Cops’ Feelings on Race Show How Far We Have to Go

This is “a crisis point in America’s relationship with the men and women who enforce its laws.”

Police line a street in downtown Baltimore in response to protests that followed a rally for Freddie Gray.Patrick Semansky/AP

Let our journalists help you make sense of the noise: Subscribe to the Mother Jones Daily newsletter and get a recap of news that matters.

This week, the Pew Research Center released a report entitled “Behind the Badge,” a comprehensive survey of nearly 8,000 law enforcement officials across the United States examining their attitudes toward their jobs, police protests, interactions with their communities, racial issues, and much more. The report states that it is appearing “at a crisis point in America’s relationship with the men and women who enforce its laws, precipitated by a series of deaths of black Americans during encounters with the police.” 

According to 2016 University of Louisville and University of South Carolina study, police fatally shoot black men at disproportionate rates. Since the 2014 shooting of Michael Brown in Ferguson, Missouri, the last few years have been marked with protests leading to a national discussion around race and policing. This report explores how law enforcement officers in the United States view the intersection of policing and race—often, not surprisingly, with very different perspectives between white and black officers.

Here are some of the highlights:

  • Racial equality: When asked about racial inequality in the country, 92 percent of white officers answered that the United States does not need to make any more changes to achieve equal rights for black Americans. Only 29 percent of black cops agreed. This is in sharp contrast to white civilians, the report notes: Only 57 percent of white adults believe that equal rights have been secured for black people; a mere 8 percent of black people agree, Pew found in a separate survey.
  • Demonstrations against police: Sixty-eight percent of the officers interviewed say demonstrations against police brutality are motivated by anti-police bias, and 67 percent say the deaths of black people at the hands of police are isolated incidents. Once more, there is a significant racial divide between the respondents: 57 percent of black cops think the high-profile incidents point to a larger problem, while only 27 percent of their white colleagues agree.
  • Police involvement in immigrant deportation: During the 2016 campaign, Donald Trump supported local law enforcement having more of a role in deporting undocumented immigrants, and a small majority of cops agree. Overall, 52 percent of police officers believe they should have an active role in immigration enforcement; 59 percent of white cops agree, compared with 35 percent of black officers and 38 percent of Hispanic police officers.
  • Community policing: The idea of training police officers to work with community members to achieve better policing has become the center of the conversation surrounding police reform since President Barack Obama organized a task force around the “community policing” concept. But 56 percent of all police officers interviewed consider an aggressive approach to policing more appropriate in certain neighborhoods than the approach of being courteous. There was no racial breakdown for this result.
  • Physical confrontation: For most police officers, according to the report, physical confrontations do not occur every day, but one-third of those interviewed reported having a physical struggle with a suspect who was resisting arrest within the last month. Thirty-six percent of white officers reported having such an incident, while 33 percent of Hispanic officers reported the same thing. Only 20 percent of black officers said they had a physical altercation with a suspect.

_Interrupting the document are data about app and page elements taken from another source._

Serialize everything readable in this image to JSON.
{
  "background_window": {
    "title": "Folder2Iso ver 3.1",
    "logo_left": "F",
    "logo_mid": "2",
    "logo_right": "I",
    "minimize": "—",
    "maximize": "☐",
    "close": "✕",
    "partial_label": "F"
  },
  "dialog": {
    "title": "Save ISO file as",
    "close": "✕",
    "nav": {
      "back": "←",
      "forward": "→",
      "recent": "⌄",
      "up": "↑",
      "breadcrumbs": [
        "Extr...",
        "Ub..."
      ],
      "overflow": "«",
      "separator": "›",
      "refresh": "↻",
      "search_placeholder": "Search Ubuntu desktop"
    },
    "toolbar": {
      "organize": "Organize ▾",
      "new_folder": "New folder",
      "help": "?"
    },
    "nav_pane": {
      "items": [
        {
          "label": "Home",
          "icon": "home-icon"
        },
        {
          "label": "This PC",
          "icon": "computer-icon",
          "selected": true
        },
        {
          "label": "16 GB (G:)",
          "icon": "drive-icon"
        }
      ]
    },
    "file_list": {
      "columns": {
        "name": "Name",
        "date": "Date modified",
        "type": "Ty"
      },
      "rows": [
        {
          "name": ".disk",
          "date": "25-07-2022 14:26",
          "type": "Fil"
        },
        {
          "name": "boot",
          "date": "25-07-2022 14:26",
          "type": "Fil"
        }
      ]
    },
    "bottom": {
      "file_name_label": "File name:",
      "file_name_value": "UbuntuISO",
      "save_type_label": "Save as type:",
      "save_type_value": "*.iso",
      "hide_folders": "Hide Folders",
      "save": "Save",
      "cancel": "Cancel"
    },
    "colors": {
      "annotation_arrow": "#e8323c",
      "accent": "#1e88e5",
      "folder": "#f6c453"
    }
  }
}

The report also includes police officers attitudes on job satisfaction and police reform proposals. “Police and the public hold sharply different views about key aspects of policing as well as on some major policy issues facing the country,” the report concludes.

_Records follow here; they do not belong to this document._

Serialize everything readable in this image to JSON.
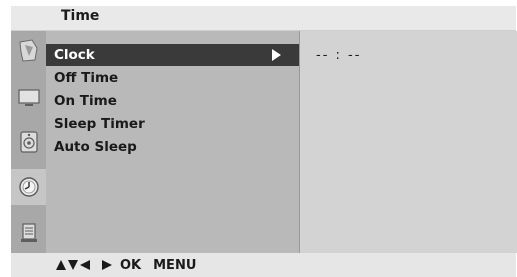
{
  "header": {
    "title": "Time"
  },
  "sidebar": {
    "icons": [
      {
        "name": "picture-icon",
        "active": false
      },
      {
        "name": "screen-icon",
        "active": false
      },
      {
        "name": "audio-icon",
        "active": false
      },
      {
        "name": "time-icon",
        "active": true
      },
      {
        "name": "special-icon",
        "active": false
      }
    ]
  },
  "menu": {
    "items": [
      {
        "label": "Clock",
        "selected": true
      },
      {
        "label": "Off Time",
        "selected": false
      },
      {
        "label": "On Time",
        "selected": false
      },
      {
        "label": "Sleep Timer",
        "selected": false
      },
      {
        "label": "Auto Sleep",
        "selected": false
      }
    ]
  },
  "submenu": {
    "clock_value": "-- : --"
  },
  "footer": {
    "ok_label": "OK",
    "menu_label": "MENU"
  },
  "colors": {
    "selected_bg": "#3a3a3a",
    "panel_bg": "#b9b9b9",
    "icon_column_bg": "#a8a8a8"
  }
}
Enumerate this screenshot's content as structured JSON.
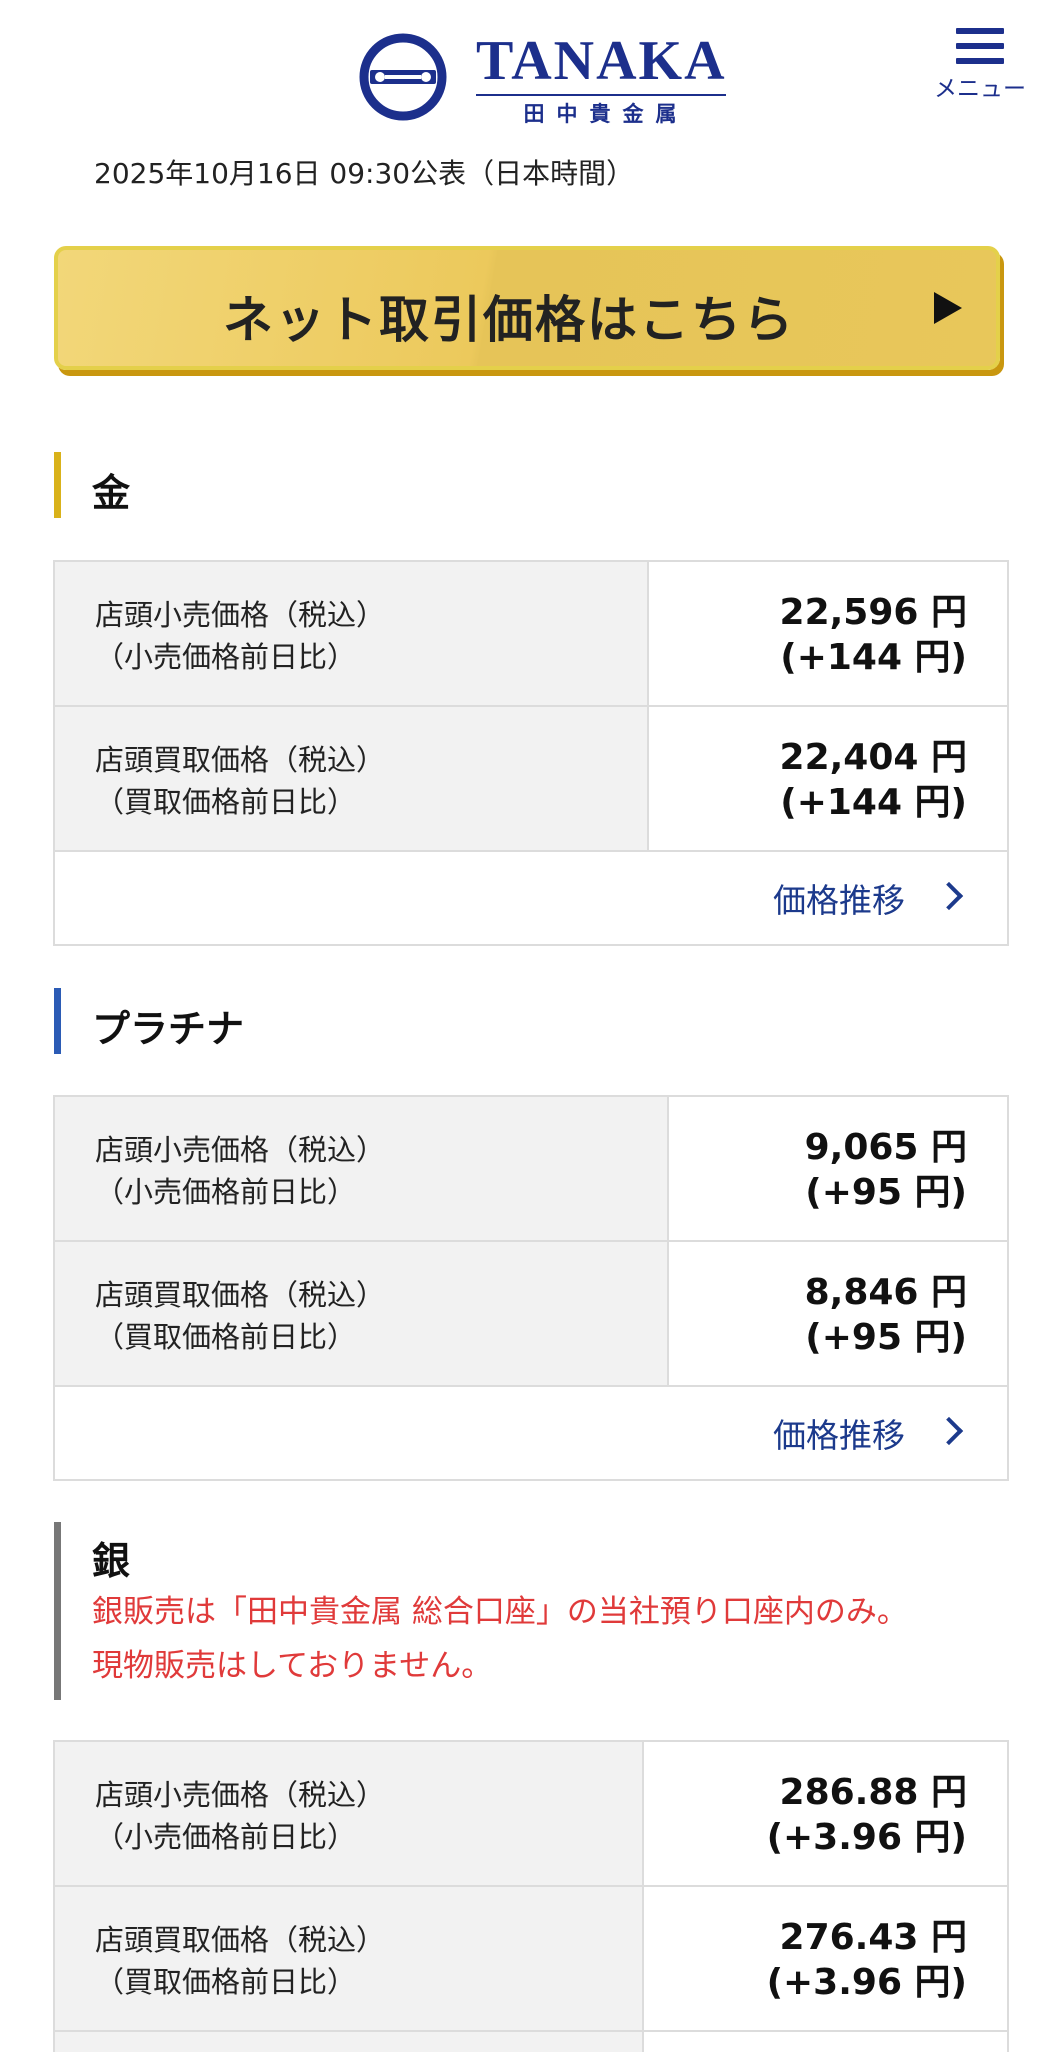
{
  "header": {
    "logo_name": "TANAKA",
    "logo_sub": "田中貴金属",
    "menu_label": "メニュー"
  },
  "announce": "2025年10月16日 09:30公表（日本時間）",
  "cta": {
    "label": "ネット取引価格はこちら"
  },
  "colors": {
    "brand": "#1c2f8c",
    "gold_bar": "#d9b21a",
    "platinum_bar": "#2b5bb5",
    "silver_bar": "#777777",
    "note_red": "#e03a3a"
  },
  "sections": {
    "gold": {
      "title": "金",
      "rows": [
        {
          "label1": "店頭小売価格（税込）",
          "label2": "（小売価格前日比）",
          "value": "22,596 円",
          "change": "(+144 円)"
        },
        {
          "label1": "店頭買取価格（税込）",
          "label2": "（買取価格前日比）",
          "value": "22,404 円",
          "change": "(+144 円)"
        }
      ],
      "trend": "価格推移"
    },
    "platinum": {
      "title": "プラチナ",
      "rows": [
        {
          "label1": "店頭小売価格（税込）",
          "label2": "（小売価格前日比）",
          "value": "9,065 円",
          "change": "(+95 円)"
        },
        {
          "label1": "店頭買取価格（税込）",
          "label2": "（買取価格前日比）",
          "value": "8,846 円",
          "change": "(+95 円)"
        }
      ],
      "trend": "価格推移"
    },
    "silver": {
      "title": "銀",
      "note1": "銀販売は「田中貴金属 総合口座」の当社預り口座内のみ。",
      "note2": "現物販売はしておりません。",
      "rows": [
        {
          "label1": "店頭小売価格（税込）",
          "label2": "（小売価格前日比）",
          "value": "286.88 円",
          "change": "(+3.96 円)"
        },
        {
          "label1": "店頭買取価格（税込）",
          "label2": "（買取価格前日比）",
          "value": "276.43 円",
          "change": "(+3.96 円)"
        }
      ]
    }
  }
}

Read the full report here.


Headshot of Editor in Chief of Mother Jones, Clara Jeffery

It sure feels that way to me, and here at Mother Jones, we’ve been thinking a lot about what journalism needs to do differently, and how we can have the biggest impact.

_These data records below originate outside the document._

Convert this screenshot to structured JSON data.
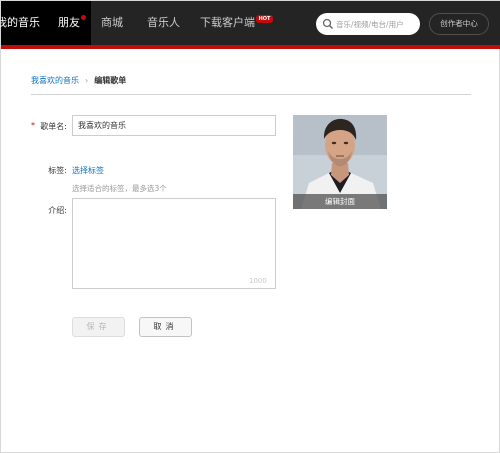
{
  "nav": {
    "items": [
      {
        "label": "我的音乐"
      },
      {
        "label": "朋友"
      },
      {
        "label": "商城"
      },
      {
        "label": "音乐人"
      },
      {
        "label": "下载客户端"
      }
    ],
    "hot_badge": "HOT",
    "search_placeholder": "音乐/视频/电台/用户",
    "creator_label": "创作者中心",
    "accent_color": "#c20c0c"
  },
  "breadcrumb": {
    "parent": "我喜欢的音乐",
    "current": "编辑歌单"
  },
  "form": {
    "required_mark": "*",
    "name_label": "歌单名:",
    "name_value": "我喜欢的音乐",
    "tags_label": "标签:",
    "tags_link": "选择标签",
    "tags_hint": "选择适合的标签，最多选3个",
    "desc_label": "介绍:",
    "desc_value": "",
    "desc_counter": "1000",
    "save_label": "保存",
    "cancel_label": "取消"
  },
  "cover": {
    "edit_label": "编辑封面"
  }
}
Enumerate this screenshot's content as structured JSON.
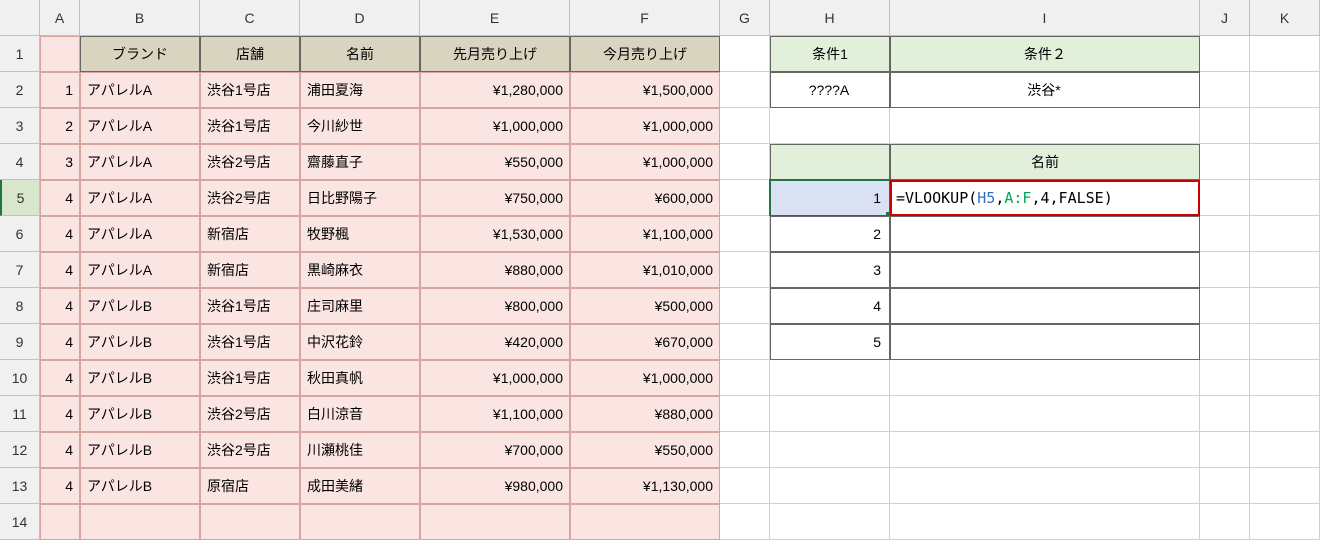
{
  "columns": [
    "A",
    "B",
    "C",
    "D",
    "E",
    "F",
    "G",
    "H",
    "I",
    "J",
    "K"
  ],
  "rows": [
    "1",
    "2",
    "3",
    "4",
    "5",
    "6",
    "7",
    "8",
    "9",
    "10",
    "11",
    "12",
    "13",
    "14"
  ],
  "tableHeaders": {
    "B": "ブランド",
    "C": "店舗",
    "D": "名前",
    "E": "先月売り上げ",
    "F": "今月売り上げ"
  },
  "tableData": [
    {
      "A": "1",
      "B": "アパレルA",
      "C": "渋谷1号店",
      "D": "浦田夏海",
      "E": "¥1,280,000",
      "F": "¥1,500,000"
    },
    {
      "A": "2",
      "B": "アパレルA",
      "C": "渋谷1号店",
      "D": "今川紗世",
      "E": "¥1,000,000",
      "F": "¥1,000,000"
    },
    {
      "A": "3",
      "B": "アパレルA",
      "C": "渋谷2号店",
      "D": "齋藤直子",
      "E": "¥550,000",
      "F": "¥1,000,000"
    },
    {
      "A": "4",
      "B": "アパレルA",
      "C": "渋谷2号店",
      "D": "日比野陽子",
      "E": "¥750,000",
      "F": "¥600,000"
    },
    {
      "A": "4",
      "B": "アパレルA",
      "C": "新宿店",
      "D": "牧野楓",
      "E": "¥1,530,000",
      "F": "¥1,100,000"
    },
    {
      "A": "4",
      "B": "アパレルA",
      "C": "新宿店",
      "D": "黒崎麻衣",
      "E": "¥880,000",
      "F": "¥1,010,000"
    },
    {
      "A": "4",
      "B": "アパレルB",
      "C": "渋谷1号店",
      "D": "庄司麻里",
      "E": "¥800,000",
      "F": "¥500,000"
    },
    {
      "A": "4",
      "B": "アパレルB",
      "C": "渋谷1号店",
      "D": "中沢花鈴",
      "E": "¥420,000",
      "F": "¥670,000"
    },
    {
      "A": "4",
      "B": "アパレルB",
      "C": "渋谷1号店",
      "D": "秋田真帆",
      "E": "¥1,000,000",
      "F": "¥1,000,000"
    },
    {
      "A": "4",
      "B": "アパレルB",
      "C": "渋谷2号店",
      "D": "白川涼音",
      "E": "¥1,100,000",
      "F": "¥880,000"
    },
    {
      "A": "4",
      "B": "アパレルB",
      "C": "渋谷2号店",
      "D": "川瀬桃佳",
      "E": "¥700,000",
      "F": "¥550,000"
    },
    {
      "A": "4",
      "B": "アパレルB",
      "C": "原宿店",
      "D": "成田美緒",
      "E": "¥980,000",
      "F": "¥1,130,000"
    }
  ],
  "criteria": {
    "H1": "条件1",
    "I1": "条件２",
    "H2": "????A",
    "I2": "渋谷*",
    "I4": "名前"
  },
  "lookup": {
    "H5": "1",
    "H6": "2",
    "H7": "3",
    "H8": "4",
    "H9": "5",
    "formula_parts": [
      "=VLOOKUP(",
      "H5",
      ",",
      "A:F",
      ",4,FALSE)"
    ]
  }
}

We kept coming back to one word: corruption. Democracy and the rule of law being undermined by those with wealth and power for their own gain. So we're launching an ambitious Mother Jones Corruption Project to do deep, time-intensive reporting on systemic corruption, and asking the MoJo community to help crowdfund it.

We aim to hire, build a team, and give them the time and space needed to understand how we got here and how we might get out. We want to dig into the forces and decisions that have allowed massive conflicts of interest, influence peddling, and win-at-all-costs politics to flourish.

It's unlike anything we've done, and we have seed funding to get started, but we're looking to raise $500,000 from readers by July when we'll be making key budgeting decisions—and the more resources we have by then, the deeper we can dig. If our plan sounds good to you, please help kickstart it with a tax-deductible donation today.

Thanks for reading—whether or not you can pitch in today, or ever, I'm glad you're with us.

Signed by Clara Jeffery

Clara Jeffery, Editor-in-Chief

payment methods

We Recommend